__WHAT IS BEING ASKED__.
Filter the material below down to the lines with the word "kind" and give those lines.

++++++

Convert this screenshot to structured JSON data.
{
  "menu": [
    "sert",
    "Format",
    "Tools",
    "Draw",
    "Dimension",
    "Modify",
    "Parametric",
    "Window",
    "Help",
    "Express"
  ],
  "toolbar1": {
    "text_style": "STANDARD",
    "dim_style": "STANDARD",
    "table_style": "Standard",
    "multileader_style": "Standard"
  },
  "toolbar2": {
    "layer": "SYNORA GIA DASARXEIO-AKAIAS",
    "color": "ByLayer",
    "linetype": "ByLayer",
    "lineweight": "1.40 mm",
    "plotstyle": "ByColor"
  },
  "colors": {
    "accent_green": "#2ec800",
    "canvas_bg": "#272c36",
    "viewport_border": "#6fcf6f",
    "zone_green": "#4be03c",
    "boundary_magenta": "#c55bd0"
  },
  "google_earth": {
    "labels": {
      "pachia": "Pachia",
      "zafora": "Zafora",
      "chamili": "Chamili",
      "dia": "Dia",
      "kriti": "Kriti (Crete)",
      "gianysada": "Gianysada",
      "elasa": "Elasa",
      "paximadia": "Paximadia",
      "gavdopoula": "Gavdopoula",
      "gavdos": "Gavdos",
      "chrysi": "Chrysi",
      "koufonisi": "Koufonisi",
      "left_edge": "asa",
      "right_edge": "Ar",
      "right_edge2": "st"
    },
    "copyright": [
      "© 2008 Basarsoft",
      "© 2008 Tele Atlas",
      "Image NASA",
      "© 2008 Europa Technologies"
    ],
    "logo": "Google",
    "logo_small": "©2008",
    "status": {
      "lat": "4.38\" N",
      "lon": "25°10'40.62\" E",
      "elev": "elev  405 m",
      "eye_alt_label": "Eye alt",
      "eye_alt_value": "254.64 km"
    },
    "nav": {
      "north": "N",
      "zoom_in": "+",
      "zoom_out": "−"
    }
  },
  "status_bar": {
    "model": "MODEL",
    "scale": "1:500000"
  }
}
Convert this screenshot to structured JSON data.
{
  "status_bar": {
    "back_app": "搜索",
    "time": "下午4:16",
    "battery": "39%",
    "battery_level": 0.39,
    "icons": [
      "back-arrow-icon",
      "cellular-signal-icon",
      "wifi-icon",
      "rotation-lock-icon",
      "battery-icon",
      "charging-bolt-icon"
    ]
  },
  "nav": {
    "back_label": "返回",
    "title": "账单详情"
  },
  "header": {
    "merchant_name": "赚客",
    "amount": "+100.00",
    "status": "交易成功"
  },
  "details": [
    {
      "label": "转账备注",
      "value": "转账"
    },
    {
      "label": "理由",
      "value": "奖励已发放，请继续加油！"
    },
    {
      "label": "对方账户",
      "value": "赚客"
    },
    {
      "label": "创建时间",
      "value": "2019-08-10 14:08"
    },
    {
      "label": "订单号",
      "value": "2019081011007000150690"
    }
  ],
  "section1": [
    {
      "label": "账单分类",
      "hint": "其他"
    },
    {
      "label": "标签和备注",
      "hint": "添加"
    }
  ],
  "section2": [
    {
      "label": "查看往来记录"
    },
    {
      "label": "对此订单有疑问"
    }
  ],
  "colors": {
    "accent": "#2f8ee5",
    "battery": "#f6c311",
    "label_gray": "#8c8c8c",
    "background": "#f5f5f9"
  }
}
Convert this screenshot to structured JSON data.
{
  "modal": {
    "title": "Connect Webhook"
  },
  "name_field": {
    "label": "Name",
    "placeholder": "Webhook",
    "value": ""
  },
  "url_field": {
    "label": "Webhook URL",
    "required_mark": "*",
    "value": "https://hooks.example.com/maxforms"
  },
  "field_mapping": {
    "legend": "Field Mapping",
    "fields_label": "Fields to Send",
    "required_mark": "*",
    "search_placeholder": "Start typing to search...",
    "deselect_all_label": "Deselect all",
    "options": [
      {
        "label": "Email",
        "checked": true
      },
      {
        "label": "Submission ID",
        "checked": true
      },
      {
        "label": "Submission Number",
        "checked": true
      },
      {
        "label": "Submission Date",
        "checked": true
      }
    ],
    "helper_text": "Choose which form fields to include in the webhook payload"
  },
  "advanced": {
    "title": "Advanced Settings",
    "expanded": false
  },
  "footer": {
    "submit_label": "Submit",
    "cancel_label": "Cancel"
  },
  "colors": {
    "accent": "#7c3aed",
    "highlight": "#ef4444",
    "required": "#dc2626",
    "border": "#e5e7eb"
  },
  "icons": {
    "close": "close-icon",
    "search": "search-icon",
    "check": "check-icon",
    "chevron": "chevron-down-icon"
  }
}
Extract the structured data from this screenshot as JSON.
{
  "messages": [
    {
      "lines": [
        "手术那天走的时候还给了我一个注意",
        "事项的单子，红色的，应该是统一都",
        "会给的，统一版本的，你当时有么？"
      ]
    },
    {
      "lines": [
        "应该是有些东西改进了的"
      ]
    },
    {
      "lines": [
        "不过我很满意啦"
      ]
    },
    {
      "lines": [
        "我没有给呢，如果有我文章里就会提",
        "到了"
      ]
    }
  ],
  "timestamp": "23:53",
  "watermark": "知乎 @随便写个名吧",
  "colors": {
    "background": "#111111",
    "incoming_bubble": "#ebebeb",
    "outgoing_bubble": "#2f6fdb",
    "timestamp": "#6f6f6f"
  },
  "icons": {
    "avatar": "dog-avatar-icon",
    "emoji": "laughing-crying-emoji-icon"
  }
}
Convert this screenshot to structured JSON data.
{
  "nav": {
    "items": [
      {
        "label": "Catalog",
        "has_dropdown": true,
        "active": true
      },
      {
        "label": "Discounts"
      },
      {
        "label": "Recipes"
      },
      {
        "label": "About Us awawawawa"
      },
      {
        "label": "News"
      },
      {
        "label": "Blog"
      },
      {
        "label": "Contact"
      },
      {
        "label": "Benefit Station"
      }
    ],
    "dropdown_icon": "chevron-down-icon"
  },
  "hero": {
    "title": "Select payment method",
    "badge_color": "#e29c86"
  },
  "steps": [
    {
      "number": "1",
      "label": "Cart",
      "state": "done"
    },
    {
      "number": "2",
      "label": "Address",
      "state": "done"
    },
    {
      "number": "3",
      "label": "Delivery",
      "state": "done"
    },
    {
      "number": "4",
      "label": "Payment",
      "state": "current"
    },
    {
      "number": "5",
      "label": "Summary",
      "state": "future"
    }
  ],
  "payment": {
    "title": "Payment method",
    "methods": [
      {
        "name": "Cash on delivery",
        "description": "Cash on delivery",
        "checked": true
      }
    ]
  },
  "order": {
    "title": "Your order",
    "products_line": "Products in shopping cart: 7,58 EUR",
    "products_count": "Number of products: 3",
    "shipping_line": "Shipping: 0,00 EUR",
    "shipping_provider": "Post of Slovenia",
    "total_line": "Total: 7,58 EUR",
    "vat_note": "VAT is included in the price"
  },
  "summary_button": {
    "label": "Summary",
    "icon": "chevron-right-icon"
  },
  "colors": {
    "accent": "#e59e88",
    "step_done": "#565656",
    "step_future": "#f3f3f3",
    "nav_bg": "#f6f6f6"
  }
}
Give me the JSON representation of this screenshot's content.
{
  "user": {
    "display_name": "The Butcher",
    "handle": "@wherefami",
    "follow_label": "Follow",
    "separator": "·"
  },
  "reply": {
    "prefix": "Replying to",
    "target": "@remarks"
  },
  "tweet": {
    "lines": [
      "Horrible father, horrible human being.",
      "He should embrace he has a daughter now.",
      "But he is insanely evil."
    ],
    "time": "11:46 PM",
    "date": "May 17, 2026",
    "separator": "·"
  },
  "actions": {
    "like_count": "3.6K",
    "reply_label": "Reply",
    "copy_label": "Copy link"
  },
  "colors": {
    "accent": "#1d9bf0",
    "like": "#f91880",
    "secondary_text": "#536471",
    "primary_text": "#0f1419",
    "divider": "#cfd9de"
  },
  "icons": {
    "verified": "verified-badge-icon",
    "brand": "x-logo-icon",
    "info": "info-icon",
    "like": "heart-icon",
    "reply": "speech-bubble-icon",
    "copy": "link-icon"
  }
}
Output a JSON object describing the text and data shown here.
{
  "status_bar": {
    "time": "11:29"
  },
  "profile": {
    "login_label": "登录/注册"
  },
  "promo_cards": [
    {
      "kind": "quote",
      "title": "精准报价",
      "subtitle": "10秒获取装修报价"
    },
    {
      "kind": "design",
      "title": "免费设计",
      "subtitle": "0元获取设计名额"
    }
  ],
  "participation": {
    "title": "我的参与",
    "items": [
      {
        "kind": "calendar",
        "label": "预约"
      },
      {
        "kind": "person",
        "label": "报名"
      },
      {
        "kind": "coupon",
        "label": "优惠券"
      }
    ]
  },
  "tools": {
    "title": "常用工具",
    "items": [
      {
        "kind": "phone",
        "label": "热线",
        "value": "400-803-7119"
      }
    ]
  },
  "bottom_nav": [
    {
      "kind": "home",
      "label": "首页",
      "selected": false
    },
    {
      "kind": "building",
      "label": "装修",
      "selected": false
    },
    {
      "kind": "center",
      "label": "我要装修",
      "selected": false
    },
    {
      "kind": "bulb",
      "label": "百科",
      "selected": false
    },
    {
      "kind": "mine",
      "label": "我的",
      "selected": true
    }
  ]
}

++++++

__TASK ANSWER__.
      "kind": "quote",
      "kind": "design",
        "kind": "calendar",
        "kind": "person",
        "kind": "coupon",
        "kind": "phone",
      "kind": "home",
      "kind": "building",
      "kind": "center",
      "kind": "bulb",
      "kind": "mine",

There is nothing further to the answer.